The risk that machine learning will render swathes of jobs redundant increases by the day. Ironically, however, as this trend intensifies, so too does the search for data scientists and machine learning experts. Simply speaking, supply is not keeping up with demand. According to Tech Pro, as few as 28% of companies have any experience in the field. In a recent survey by O’Reilly, 20% of respondents reported a lack of skilled people as a bottleneck. Go to any data event and you will find "we're hiring" banners at the end of presentations commonplace - and those are companies which have machine learning experts!
Despite this apparently obvious deficit in the field, machine learning experts seem to err on the side of optimism when discussing any shortage. In anticipation of the Machine Learning Summit, taking place in San Francisco on May 9 and 10, I have been speaking to some of these professionals. I wanted to understand why they aren't as worried as we think they should be and what they think it all means for the future of machine learning.
Sam Zimmerman - Freebird Co-Founder and CTO
I do not think the evolution of machine learning will be hampered by the lack of research talent in the field. The machine learning field moves incredibly quickly thanks to open source norms, large amounts of attention by a variety of thinkers, and capital from VC’s and large companies. That being said, I do think machine learning is currently limited by two things;
- A lack of people who are incentivized to validate an incredible amount of fantastic research that is being published
- A lack of talent to apply the aforementioned research to messy real-world problems
In order to solve the validation issues, we need to find ways to incentivize talented individuals to replicate and generalize research that has already been completed. This can be done by rewarding the quality and extensibility of research, over speed and novelty. To solve the second problem, we need to develop more specialized skill sets and job descriptions as an industry. For example, we need engineers who can handle the idiosyncratic issues involved with deploying and maintaining machine learning models, as well as something like 'Data Science Product Managers' in charge of owning the product the model is powering. As a field, we’ve focused on too much on research. We need to develop other important roles in the data science ecosystem like 'data science product' and 'data science strategy' in order for data science to have maximum impact.
Hugh Williams - Machine Learning Data Science Manager at Uber
There’s simply a supply/demand imbalance right now and it’ll get better over time. What you’re seeing is a market correction, where tons of talent from other fields are crossing over to ML both because it’s valuable to companies but also because there’s a lot of ways to get into it.
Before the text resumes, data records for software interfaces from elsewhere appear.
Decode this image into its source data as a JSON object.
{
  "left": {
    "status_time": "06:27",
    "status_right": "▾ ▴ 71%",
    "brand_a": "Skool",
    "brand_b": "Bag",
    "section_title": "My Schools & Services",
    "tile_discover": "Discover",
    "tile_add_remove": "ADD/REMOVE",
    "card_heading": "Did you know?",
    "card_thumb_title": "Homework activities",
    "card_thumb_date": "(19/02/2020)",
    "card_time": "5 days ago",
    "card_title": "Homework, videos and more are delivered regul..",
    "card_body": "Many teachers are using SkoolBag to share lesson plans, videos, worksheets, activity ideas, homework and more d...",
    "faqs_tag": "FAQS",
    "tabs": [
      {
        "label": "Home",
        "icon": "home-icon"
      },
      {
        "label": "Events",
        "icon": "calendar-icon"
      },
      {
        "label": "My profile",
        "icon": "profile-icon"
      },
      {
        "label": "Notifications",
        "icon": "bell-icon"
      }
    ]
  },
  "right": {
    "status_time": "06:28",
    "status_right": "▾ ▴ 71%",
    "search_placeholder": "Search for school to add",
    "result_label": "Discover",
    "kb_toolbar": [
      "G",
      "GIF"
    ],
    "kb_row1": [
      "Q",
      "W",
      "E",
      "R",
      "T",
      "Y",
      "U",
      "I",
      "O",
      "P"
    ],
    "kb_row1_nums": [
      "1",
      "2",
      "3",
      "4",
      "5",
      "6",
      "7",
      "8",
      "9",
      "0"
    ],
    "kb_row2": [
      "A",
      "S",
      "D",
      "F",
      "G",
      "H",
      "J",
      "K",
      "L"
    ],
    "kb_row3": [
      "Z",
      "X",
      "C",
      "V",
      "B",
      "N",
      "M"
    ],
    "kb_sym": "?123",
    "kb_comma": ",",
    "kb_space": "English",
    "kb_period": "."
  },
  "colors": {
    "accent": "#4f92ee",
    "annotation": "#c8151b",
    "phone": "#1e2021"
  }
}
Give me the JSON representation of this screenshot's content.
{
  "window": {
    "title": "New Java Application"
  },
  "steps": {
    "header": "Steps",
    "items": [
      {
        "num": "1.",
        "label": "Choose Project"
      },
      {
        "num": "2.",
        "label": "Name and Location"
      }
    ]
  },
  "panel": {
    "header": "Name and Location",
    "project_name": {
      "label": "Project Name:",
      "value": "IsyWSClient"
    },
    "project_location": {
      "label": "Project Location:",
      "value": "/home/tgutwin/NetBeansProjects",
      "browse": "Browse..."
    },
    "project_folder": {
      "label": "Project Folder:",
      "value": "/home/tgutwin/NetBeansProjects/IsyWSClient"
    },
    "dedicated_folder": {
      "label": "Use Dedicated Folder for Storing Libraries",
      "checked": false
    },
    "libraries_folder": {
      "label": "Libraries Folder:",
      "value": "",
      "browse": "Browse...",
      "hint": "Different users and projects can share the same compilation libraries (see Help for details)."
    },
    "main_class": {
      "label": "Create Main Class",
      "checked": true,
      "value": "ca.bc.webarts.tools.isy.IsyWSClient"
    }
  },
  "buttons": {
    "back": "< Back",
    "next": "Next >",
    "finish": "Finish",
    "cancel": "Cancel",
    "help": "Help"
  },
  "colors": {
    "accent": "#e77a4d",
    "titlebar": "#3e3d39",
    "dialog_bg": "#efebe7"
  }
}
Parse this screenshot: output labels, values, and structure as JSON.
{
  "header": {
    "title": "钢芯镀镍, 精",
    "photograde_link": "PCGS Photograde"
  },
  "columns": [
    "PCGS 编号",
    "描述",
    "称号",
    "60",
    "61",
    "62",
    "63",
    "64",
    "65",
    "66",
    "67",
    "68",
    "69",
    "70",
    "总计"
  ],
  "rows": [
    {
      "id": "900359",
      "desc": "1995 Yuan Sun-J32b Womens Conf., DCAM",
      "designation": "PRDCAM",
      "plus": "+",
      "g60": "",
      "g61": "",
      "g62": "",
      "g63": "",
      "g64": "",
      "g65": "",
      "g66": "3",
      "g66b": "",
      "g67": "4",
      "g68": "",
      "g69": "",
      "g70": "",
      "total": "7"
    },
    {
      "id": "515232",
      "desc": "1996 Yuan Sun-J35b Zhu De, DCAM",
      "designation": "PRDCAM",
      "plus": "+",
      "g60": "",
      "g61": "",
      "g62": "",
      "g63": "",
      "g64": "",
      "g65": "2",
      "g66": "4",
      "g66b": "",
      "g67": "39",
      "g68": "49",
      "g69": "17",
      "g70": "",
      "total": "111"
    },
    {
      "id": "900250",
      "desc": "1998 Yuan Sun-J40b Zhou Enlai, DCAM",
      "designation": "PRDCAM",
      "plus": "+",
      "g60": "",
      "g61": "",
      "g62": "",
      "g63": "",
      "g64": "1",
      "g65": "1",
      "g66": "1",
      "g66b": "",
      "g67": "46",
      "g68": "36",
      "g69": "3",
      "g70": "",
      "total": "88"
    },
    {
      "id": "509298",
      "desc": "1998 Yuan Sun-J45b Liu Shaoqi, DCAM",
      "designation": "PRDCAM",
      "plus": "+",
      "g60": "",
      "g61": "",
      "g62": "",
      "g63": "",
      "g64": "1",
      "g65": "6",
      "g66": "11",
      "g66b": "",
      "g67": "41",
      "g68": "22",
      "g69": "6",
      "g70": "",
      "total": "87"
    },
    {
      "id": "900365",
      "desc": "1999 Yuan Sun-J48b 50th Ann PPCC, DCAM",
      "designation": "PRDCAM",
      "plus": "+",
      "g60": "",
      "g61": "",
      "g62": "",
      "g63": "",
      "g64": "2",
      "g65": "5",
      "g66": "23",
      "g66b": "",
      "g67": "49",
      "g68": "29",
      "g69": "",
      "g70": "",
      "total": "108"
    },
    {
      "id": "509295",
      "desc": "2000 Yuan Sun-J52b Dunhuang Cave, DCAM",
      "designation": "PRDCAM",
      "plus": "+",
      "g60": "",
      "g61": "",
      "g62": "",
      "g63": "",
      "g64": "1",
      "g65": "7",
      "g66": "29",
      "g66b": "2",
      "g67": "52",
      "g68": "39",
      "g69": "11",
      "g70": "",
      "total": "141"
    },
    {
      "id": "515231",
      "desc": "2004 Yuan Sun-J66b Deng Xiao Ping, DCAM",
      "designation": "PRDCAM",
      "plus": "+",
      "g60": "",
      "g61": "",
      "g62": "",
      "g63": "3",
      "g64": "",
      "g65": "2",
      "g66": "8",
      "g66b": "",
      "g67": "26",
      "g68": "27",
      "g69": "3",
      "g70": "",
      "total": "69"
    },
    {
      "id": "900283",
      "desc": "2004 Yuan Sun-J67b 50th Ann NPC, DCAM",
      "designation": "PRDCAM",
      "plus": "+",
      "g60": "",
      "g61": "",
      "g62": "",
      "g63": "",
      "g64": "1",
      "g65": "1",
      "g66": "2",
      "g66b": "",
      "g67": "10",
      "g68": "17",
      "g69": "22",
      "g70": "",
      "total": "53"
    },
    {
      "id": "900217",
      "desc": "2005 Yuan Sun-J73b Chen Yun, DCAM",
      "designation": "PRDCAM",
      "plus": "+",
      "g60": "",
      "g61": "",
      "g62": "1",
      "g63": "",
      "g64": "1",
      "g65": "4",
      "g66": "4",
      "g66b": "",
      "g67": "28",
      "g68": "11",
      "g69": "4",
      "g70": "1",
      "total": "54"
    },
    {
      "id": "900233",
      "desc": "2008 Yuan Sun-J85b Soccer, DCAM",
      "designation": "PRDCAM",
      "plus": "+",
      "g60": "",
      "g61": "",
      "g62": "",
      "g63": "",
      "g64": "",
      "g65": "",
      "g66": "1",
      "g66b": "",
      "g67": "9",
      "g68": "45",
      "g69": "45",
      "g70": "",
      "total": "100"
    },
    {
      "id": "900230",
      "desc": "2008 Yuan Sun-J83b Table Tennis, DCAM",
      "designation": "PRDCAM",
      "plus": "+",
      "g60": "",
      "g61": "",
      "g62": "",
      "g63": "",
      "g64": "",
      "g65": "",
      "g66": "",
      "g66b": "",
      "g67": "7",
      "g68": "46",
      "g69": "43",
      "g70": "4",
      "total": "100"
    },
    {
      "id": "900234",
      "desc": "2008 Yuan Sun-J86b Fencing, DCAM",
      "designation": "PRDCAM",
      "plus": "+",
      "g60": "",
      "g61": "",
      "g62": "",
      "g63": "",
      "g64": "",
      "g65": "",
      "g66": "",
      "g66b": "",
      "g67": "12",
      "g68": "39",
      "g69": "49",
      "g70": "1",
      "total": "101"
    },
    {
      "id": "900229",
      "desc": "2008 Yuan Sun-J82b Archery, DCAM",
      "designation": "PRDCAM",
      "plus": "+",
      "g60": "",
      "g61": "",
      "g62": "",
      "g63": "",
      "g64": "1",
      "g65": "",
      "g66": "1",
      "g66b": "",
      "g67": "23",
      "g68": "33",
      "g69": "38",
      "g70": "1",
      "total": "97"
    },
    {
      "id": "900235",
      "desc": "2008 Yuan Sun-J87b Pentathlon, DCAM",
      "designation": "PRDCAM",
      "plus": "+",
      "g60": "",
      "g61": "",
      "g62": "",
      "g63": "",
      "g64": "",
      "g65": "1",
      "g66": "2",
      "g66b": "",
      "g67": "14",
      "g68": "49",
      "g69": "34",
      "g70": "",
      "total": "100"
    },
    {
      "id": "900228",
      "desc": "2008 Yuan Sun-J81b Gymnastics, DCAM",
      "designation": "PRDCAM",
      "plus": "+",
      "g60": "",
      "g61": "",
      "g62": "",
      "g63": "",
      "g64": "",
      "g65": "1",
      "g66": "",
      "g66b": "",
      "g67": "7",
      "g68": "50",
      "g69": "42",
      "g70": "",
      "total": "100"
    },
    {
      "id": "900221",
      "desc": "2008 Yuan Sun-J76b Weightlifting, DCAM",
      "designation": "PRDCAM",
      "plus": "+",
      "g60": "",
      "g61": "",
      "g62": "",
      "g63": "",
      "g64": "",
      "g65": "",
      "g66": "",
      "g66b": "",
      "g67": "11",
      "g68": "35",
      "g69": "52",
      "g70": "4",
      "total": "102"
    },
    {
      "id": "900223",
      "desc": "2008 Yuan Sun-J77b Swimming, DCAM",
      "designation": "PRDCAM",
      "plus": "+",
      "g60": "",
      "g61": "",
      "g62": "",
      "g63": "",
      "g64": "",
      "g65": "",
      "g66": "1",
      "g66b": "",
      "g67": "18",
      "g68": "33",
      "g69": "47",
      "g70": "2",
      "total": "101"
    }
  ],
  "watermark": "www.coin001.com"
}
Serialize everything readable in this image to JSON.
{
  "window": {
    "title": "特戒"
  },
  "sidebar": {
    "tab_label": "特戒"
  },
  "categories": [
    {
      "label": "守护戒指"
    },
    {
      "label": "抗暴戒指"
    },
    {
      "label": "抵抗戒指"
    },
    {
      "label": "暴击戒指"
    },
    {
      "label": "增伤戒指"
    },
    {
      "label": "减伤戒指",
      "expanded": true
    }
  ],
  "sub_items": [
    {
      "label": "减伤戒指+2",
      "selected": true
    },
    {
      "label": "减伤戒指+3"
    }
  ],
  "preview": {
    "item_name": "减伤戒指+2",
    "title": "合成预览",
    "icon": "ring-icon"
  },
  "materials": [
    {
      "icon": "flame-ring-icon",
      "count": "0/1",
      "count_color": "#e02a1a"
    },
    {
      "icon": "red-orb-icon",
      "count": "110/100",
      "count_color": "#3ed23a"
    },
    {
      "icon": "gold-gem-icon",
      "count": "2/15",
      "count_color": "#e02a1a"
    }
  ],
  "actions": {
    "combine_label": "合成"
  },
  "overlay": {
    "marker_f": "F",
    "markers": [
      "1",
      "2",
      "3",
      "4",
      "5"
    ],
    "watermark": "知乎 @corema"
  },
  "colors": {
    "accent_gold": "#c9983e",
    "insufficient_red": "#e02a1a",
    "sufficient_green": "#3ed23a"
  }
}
Let me give you an example of why I love the current environment. Here is a sample of the fields that my team got their degrees in:
- Transportation Engineering
- Industrial Engineering
- Thermal Science
- Quantum Physics
- Computer Science
- Theoretical Chemistry
Before machine learning, there’s no way all of us would have ended up in the same room - let alone be collaborating side-by-side to solve some of the coolest, most challenging problems at Uber. Yes, it’s tough finding great talent. But that difficulty pushes folks like myself to find brilliance in a wider spectrum of places.
Tom Andriola - Chief Information Officer with the University of California
There is absolutely a mismatch between demand and supply of people in machine learning fields. In industry, however, you're seeing the more progressive companies build their own internal engines to train people up on these models. The goal is to get them to convert from traditional computer programming and analytics and be able to take advantage of these new techniques like machine learning and AI. However, they are based on some different principles and fundamentals.
Let's say the average programmer has to have the basics in statistics. As with machine learning, there are a lot of different statistical models and techniques that are utilized. Most computer science majors from 15 - 20 years ago didn't get training in recurrent neural networks, which is one of the main techniques used now when we talk about deep learning. Therefore, what we are increasingly seeing is organizations, like one I work closely within the healthcare field called Optim, developing something akin to an internal university. They're essentially trying to convert a lot of their traditional programming and analytics people into data scientists.
Likewise, all of our universities have moved pretty aggressively over the last three years to build up a capability to train up more people in these fields. Seeing the demand in the marketplace, some have developed straight data science programs while others have built more of a center. Here, they pull from expertise across their campuses and expose students from many different backgrounds into building a core competency of understanding data science. They then allow them to take that back into their individual fields - whether this be in computer science, engineering, sociology, statistics etc.
So we're seeing some different models across our campuses, but they are all moving very aggressively. They understand that the broader economy and almost every industry out there is looking for these people - people who understand the science of data and the models that are now being used in the machine learning space.